Because it’s used as a low-calorie alternative to high-calorie meals, it may be an effective component in a diet to reduce obesity. Diabetes and heart disease may be prevented or managed better if you maintain a healthy weight (3). 

Several squash and pumpkin species are a natural and rich source of potential bioactive compounds, such as carotenoids, tocopherols, phenols, terpenoids, saponins, sterols, fatty acids, functional carbohydrates and polysaccharides (6). 

What are possible ways to consume squash seeds?

The possible ways to consume squash seeds or seeds of Cucurbita species are as a snack, after being dried or roasted, in addition to salads, morning cereals or bakery products.

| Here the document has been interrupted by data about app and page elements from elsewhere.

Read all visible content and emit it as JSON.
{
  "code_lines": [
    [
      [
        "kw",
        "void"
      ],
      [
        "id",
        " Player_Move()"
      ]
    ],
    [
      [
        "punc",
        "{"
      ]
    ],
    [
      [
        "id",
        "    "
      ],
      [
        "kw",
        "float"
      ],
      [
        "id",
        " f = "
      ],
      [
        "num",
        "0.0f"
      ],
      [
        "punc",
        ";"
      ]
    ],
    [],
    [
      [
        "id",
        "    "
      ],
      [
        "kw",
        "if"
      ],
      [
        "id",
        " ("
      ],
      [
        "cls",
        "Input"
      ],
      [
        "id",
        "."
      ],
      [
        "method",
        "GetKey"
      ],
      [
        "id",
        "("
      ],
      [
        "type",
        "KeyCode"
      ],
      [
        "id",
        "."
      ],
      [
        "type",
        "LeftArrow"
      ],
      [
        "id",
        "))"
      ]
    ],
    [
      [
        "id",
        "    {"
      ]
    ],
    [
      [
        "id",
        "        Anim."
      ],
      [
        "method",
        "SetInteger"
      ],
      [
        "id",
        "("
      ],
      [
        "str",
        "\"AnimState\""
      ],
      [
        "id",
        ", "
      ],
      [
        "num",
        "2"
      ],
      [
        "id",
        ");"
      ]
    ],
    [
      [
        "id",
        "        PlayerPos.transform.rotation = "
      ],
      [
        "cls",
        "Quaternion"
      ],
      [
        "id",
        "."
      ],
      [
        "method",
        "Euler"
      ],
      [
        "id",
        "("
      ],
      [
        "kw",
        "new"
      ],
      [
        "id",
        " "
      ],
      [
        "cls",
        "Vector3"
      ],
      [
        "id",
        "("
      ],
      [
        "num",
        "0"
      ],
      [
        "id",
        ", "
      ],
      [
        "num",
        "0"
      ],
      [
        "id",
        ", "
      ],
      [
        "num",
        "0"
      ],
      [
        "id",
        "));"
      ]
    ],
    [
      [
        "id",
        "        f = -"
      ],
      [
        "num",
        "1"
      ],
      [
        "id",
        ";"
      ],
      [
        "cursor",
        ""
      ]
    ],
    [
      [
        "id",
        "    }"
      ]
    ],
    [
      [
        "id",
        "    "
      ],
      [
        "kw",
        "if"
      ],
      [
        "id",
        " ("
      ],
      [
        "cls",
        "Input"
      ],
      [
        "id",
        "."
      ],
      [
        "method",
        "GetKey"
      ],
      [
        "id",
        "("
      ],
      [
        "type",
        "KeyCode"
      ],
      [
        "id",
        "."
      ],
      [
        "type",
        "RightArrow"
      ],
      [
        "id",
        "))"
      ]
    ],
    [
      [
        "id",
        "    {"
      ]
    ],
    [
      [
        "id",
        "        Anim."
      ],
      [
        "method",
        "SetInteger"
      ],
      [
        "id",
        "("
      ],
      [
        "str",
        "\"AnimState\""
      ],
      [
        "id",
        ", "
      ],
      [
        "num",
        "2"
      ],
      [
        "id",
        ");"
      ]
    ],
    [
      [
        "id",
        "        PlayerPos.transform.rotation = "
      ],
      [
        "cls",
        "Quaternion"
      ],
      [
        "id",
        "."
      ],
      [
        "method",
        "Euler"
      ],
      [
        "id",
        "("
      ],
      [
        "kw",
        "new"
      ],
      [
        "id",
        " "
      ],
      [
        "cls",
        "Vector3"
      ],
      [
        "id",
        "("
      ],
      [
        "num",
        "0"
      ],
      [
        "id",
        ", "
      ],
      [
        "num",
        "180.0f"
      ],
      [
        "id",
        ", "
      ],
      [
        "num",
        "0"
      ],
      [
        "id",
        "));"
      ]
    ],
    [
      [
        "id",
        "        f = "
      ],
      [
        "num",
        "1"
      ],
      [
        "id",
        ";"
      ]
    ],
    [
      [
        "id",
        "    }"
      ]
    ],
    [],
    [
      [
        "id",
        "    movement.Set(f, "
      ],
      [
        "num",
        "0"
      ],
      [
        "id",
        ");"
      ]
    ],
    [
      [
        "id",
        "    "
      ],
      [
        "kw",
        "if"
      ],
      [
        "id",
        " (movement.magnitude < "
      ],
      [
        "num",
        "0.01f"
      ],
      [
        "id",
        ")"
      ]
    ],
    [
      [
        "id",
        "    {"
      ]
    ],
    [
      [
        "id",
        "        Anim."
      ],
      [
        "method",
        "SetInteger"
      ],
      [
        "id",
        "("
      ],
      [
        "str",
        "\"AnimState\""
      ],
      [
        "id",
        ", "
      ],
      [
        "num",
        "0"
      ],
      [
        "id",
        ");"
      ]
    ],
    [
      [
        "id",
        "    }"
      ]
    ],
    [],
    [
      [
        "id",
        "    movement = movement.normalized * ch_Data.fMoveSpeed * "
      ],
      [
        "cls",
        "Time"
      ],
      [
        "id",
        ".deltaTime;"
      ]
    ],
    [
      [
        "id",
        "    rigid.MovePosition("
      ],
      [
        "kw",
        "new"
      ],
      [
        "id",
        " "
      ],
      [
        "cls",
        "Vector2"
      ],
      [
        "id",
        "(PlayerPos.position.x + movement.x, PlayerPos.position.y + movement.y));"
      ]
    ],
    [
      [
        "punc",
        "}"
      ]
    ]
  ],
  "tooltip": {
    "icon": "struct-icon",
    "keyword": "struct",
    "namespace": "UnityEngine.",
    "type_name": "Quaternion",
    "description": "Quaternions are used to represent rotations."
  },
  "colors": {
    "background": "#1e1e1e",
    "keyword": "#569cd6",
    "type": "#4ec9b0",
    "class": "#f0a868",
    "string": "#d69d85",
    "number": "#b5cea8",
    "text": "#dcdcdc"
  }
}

Powdered pumpkin seeds may be added to bread and cake doughs to partially replace flour/ oil, improving their nutritional profiles. In the form of oil, pumpkin seeds exhibit high antibacterial activity against Staphylococcus aureus, Bacillus subtilis and other bacteria. 

Other FAQs about Squash that you may be interested in.

Can you eat yellow squash raw?

How to preserve yellow squash

Can you eat kabocha squash skin?


In this article, we answered the question “Can you eat spaghetti squash if the seeds have sprouted?” and we discussed what happens when you eat squash seeds?


  1. Mencarelli, Fabio, Werner J. Lipton, and Sharon J. Peterson. Responses of ‘Zucchini’ squash to storage in low-O2 atmospheres at chilling and nonchilling temperatures. J Am Soc Horticult Sci, 1983, 108, 884-890.
  2. Liang, Li, et al. Optimization of germination and ultrasonic‐assisted extraction for the enhancement of γ‐aminobutyric acid in pumpkin seed. Food Sci Nutr, 2022, 10, 2101-2110.  
  3. Hussain, Ashiq, et al. Utilization of pumpkin, pumpkin powders, extracts, isolates, purified bioactives and pumpkin based functional food products; a key strategy to improve health in current post COVID 19 period; an updated review. Appl Food Res, 2022, 100241.  
  4. J.E. Ells, L.N. Bass and D. Whiting. Storing vegetables and flowers seeds. Colorado State University.
  5. ABDOUL-LATIF, Fatouma M, et al. Effectiveness of a diet for type 2 diabetics based on vegetables and fruits of the Cucurbitaceae family. J Analyt Sci Appl Biotechnol, 2021, 3, 3-2.
  6. Salehi, Bahare, et al. Cucurbita plants: from farm to industry. Appl Sci, 2019, 9, 3387.
  7. Aya, L. F., et al. Prevalence and variation of viviparous germination with respect to fruit maturation in the bottle gourd Lagenaria siceraria (Molina) Standley (Cucurbitaceae). Heliyon, 2019, 5, e02584.